Physical activity has always been an important part of a mental health treatment regimen. However, some mental health professionals fail to lay adequate emphasis on the specifics of physical activity while dealing with a patient with mental illness. This sentiment was shared by some experts from the mental health treatment landscape who then conducted a study on a similar topic.
According to the study by Michigan State University and University of Michigan, more mental health professionals should consider including exercise in their treatment plans to help patients recover. The study, published in the journal General Hospital Psychiatry (GHP), was conducted on 295 patients undergoing treatment at a mental health facility. The researchers recorded patients’ responses to questions on how exercise affected their mood and anxiety, and if they wanted to be more physically active. Patients were also asked if they wanted their health providers to help them become more active.
The findings suggested that eighty-five percent patients wanted to exercise more while more than 80 percent acknowledged the effectiveness of exercising in helping improve their mood and anxiety. Nearly 50 percent wanted a one-time discussion about physical activity with their therapists. Many participants longed for an ongoing advice on the same from their doctors.
Combining treatment with physical activity
The study reported an impaired ability to exercise in more than half of the participants with mood and behavior disorders. According to the researchers, physicians and therapists should offer additional support to these patients and encourage them to increase their physical activity levels for early recovery.
Physicians could offer physical activity programs inside the mental rehabilitation facilities to improve the mental and physical wellbeing of patients, advised researchers.
Researchers also emphasized on the need of combining mental health treatment programs with fitness programs to help patients increase their physical activity level. They urged psychiatrists and other health providers to talk to the patients about the importance of exercise. They can also support patients in creating a comprehensive exercise plan while encouraging them to adhere to a specific goal. While therapists may not have the requisite expertise to prescribe physical activity as part of their mental health practice, they can team up with certified personal trainers to offer specialized advice on physical activity in the clinic setting.
Marcia Valenstein, senior author and professor emeritus in psychiatry at U-M, suggested that the efforts allowing easier access to physical activities services to both therapists and patients could help more patients manage their depression and anxiety better. In addition, exercise is also known to help improve self-esteem and reduce depression levels.
Depression is a common but serious mood disorder, which may affect how a person thinks, feels or performs daily activities, including eating, working, and sleeping. If left untreated, depression may cause severe complications including suicide and other forms of fatalities.

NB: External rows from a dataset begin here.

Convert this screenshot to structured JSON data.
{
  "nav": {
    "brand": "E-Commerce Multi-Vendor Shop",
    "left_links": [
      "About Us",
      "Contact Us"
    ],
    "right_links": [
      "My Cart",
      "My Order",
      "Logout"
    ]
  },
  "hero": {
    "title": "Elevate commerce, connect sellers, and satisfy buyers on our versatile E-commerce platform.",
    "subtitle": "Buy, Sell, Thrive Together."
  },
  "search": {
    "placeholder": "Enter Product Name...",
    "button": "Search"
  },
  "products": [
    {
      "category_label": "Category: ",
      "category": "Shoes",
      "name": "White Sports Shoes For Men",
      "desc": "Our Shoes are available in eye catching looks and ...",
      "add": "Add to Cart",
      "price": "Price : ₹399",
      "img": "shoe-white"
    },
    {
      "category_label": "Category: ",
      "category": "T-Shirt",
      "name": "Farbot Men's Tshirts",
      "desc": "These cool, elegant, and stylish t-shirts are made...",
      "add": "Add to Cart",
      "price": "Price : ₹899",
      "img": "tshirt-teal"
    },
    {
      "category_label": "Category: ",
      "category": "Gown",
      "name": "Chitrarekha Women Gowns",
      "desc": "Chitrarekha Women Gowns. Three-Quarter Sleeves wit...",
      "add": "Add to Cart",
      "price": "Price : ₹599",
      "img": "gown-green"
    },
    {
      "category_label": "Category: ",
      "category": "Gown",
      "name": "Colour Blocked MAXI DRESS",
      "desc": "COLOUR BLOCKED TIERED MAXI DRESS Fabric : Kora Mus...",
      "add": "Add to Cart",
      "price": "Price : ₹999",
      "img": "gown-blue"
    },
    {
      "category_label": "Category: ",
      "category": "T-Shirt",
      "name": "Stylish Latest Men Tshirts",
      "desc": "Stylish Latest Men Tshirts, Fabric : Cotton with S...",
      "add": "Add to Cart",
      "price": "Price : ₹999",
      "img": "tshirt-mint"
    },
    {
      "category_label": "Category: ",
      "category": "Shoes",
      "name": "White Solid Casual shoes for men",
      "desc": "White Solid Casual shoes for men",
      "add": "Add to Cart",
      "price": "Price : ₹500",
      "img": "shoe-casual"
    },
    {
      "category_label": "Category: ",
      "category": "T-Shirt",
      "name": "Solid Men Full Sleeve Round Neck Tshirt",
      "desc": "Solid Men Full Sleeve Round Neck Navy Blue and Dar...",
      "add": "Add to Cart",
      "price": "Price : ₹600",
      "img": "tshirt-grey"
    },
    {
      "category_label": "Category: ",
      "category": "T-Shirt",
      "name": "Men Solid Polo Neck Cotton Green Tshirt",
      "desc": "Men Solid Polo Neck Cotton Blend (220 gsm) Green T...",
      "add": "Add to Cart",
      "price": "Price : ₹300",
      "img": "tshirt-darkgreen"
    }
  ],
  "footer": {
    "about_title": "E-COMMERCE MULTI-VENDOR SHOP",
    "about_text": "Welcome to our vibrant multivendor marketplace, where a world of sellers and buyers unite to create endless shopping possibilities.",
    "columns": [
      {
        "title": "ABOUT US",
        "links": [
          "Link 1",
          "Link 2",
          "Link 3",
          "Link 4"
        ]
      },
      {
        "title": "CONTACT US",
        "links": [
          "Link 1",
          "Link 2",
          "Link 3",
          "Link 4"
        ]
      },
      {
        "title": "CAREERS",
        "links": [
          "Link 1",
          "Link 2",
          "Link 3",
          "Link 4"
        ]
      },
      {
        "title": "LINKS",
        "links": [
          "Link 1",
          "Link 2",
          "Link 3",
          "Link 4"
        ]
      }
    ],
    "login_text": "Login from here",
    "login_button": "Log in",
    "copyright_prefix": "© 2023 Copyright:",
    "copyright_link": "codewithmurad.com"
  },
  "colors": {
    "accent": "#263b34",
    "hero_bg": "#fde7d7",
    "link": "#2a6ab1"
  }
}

Therefore, if you know anyone who looks hopeless or shows other possible signs of depression, help him or her get immediate medical attention.
The 24/7 Mental Health Helpline can help you connect to a credible mental health rehabilitation center offering best-in-the-class treatment even in these testing times. You can get in touch with us by calling our 24/7 mental health helpline 855–653–8178 to know more about a mental health rehabilitation helpline center. All our network partners follow strict COVID_19 guidelines to ensure that our patients remain safe.